In May 2021, North Park University (an official school of the ECC) discontinued its Christian Studies Department (CSD) citing low enrollment and then dismissed four tenured faculty, including Dr. Bradley Nassif, an ethnic Lebanese Christian of the Orthodox Church.  When this was challenged, an investigation by a neutral outside organization demonstrated that the CSD was in fact in a strong financial position and so the university rehired three of the four professors they had dismissed.  That is all but Dr. Nassif, who was a prominent, reasoned, and orthodox voice on the issues of marriage and human sexuality. He was the only faculty member in CSD who went on record in support of the ECC’s views of marriage and sexuality, and who said this position should be reflected in the curriculum and classroom.  It seems that  certain members of the faculty and administration found this objectionable and responded to his perspective with hostility.

My point in this is that Dr. Hassif and all those who hold to orthodox Christian views on the volatile issues of sex, gender, and marriage are inconvenient voices for nearly every Christian (and, I might add, Lutheran) university.  These institutions have to deal with federal regulations on so many levels and donor support and student recruitment and faculty recruitment and happiness -- all more urgent than vocally holding to the positions of their sponsoring church bodies which may not be supported by any of these.  These inconvenient voices are threatening what has become a balancing act worthy of any circus performers.  How do you mollify the church body and its official doctrines and procedures while still looking reasonable and normal to those who certify your programs, pay the bills, and send their woke kids to school there?  Indeed!  That is the question.  If it is difficult for a very small church body like the Evangelical Covenant Church, it is nigh onto impossible for the LCMS with its larger and more numerous campuses to manage and direct.  It could be completely without the realm of possibility for colleges and universities affiliated with Rome.  While those of us on the outside of these institutions of higher education cheer on the inconvenient voices, the administrations and boards of regents and recruiters find themselves wincing every time these voices hit the news.

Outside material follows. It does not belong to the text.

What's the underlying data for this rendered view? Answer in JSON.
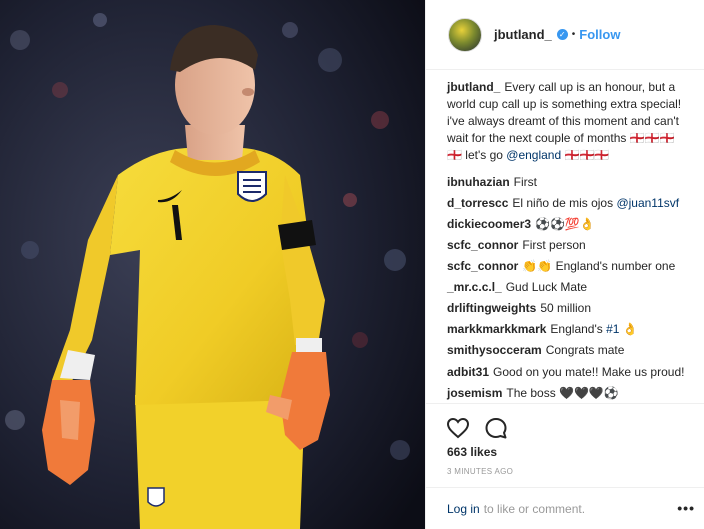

It appears to me that either we find a funding model to make it possible for those schools to turn up their noses at the government and to ignore the impossibility of competing against other schools dependent upon the federal dollar OR perhaps it has come time to simply let them go.  Private universities without a prominent pedigree and endowment will find it hard to compete in the educational marketplace of the future.  If it is hard now, how will they find their way around government paid college tuition at state and local universities?  I am sad in my conclusion that we may simply be prolonging an inevitable choice -- pay up so that the schools are released from the constraints of government and general university culture or else let them go to fare for themselves in the vast sea of American colleges and universities.  I wish there was another option.  I am pretty sure there is not.  Until we figure it out, there will be more inconvenient voices from among those schools who think that religious orthodoxy should be an ordinary expectation from the denominations that founded and fund them (if not directly then with legacy dollars from the folks in the pews).